One boat, intended for the Missouri Historical Society, apparently went astray. Luckily, a Society bulletin of the fifties ran text related to an autograph collector’s search. The signature was the same as on “a letter in which the swashbuckling Captain Willard Glazier presented to our Society a canoe, the Itasca, used by him [his own canoe was actually the Alice] in traveling down the Mississippi River in 1881, immediately following his ‘discovery’ of the source of that river. . ..” The bulletin goes on to say that, “Captain Glazier lectured on his discovery at the Mercantile Library Hall, under the auspices of our Society. The canoe was on the platform, and was accepted for the Society by Silas Bent, then our vice‑president.” But the Society was not destined to retain the canoe in its collection.
“The next evening,” according to the account, “General Tom Thumb gave an exhibit at the Mercantile Library Hall, and there fell in love with the canoe, for which he promptly offered us $100. The minutes of the Society record that some of the members wished to accept his offer, as there was already some doubt as to the authenticity of Captain Glazier’s claim to fame.” The minutes do not say, however, what became of the canoe. Nor do they record receiving the hundred dollars. At this point, with no further information available, we must assume that Itascahas been lost.
Willard Glazier’s own boat, happily, seems not only well, but well displayed as virtually the central gem in a small, tastefully maintained museum only a little off the beaten path in Louisiana. Accounts in newspaper clip files (including the News-Bannerof Wednesday, July 31, 1991) explain that the Alice, after spending some time in the storage area of New Orleans’s Confederate Museum (although obviously of historic value, the vessel related to the period well after the Civil War) was moved to its current setting in the Madisonville Museum.
This community, situated near New Orleans, was incorporated in 1817; it grew well as passing generations eventually demanded new facilities to replace the tiny, 1911 courthouse (office above, jail below). The small but vital town refurbished its redundant courthouse as the Madisonville Museum to provide an example of late Victorian riverine civic architecture and, within, a general sample of artifacts representing area wildlife, the Civil War era, and regional Native American Culture.
The Canoe, Safe and Sound
Glazier’s Alice, its dark wood glinting in the baleful shine of period light fixtures, its gold‑leaf expedition name and details worn but still readable, rests in a well‑crafted cypress cradle, mounted high on the old thick brick wall.

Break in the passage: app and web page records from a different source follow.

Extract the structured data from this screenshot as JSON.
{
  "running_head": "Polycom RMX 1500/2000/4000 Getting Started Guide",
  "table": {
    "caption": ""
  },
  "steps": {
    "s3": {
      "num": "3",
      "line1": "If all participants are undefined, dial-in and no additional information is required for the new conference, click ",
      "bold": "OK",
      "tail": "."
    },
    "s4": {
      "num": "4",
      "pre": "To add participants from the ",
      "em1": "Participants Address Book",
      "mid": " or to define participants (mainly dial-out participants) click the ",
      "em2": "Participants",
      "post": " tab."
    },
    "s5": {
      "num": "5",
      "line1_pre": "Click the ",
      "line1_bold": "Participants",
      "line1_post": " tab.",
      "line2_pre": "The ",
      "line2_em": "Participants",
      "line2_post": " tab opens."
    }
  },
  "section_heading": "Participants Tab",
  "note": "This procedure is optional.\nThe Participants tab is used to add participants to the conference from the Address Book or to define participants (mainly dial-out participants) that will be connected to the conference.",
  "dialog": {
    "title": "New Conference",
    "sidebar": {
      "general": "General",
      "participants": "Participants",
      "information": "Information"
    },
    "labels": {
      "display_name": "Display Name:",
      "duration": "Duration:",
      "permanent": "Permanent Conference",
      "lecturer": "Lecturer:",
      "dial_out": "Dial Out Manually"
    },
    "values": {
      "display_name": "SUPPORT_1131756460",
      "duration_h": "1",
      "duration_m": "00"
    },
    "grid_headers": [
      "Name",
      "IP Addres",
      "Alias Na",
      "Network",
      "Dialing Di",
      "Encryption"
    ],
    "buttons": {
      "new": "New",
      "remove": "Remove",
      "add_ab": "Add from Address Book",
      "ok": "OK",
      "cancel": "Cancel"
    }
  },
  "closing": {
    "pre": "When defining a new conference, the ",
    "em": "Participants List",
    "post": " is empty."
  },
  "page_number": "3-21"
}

Alicehas slumbered for over a hundred years, safe from the roiled café au laitwater rolling relentlessly to the Gulf. When Alicewas lifted so long ago from the sloping bank of the levee, canoeing was the grueling province of professional trappers, humping bales of lush winter pelts into market from beyond the beyond. Or it was the venue of a handful of progressive sportsmen and wacky would-be explorers. Now the still elegant vessel could look out—if it could look out—over a terrain thick and growing thicker with recreational canoeists and kayakers, gliding over the waterways of South Louisiana, or traveling in from points globe wide to paddle the sprawling Atchafalaya, a unique marvel of environmental complexity. Glazier may be moldering in that good gray clay, but his sense of adventure and wonder lives on in ever-larger numbers of folks called to travel by paddle.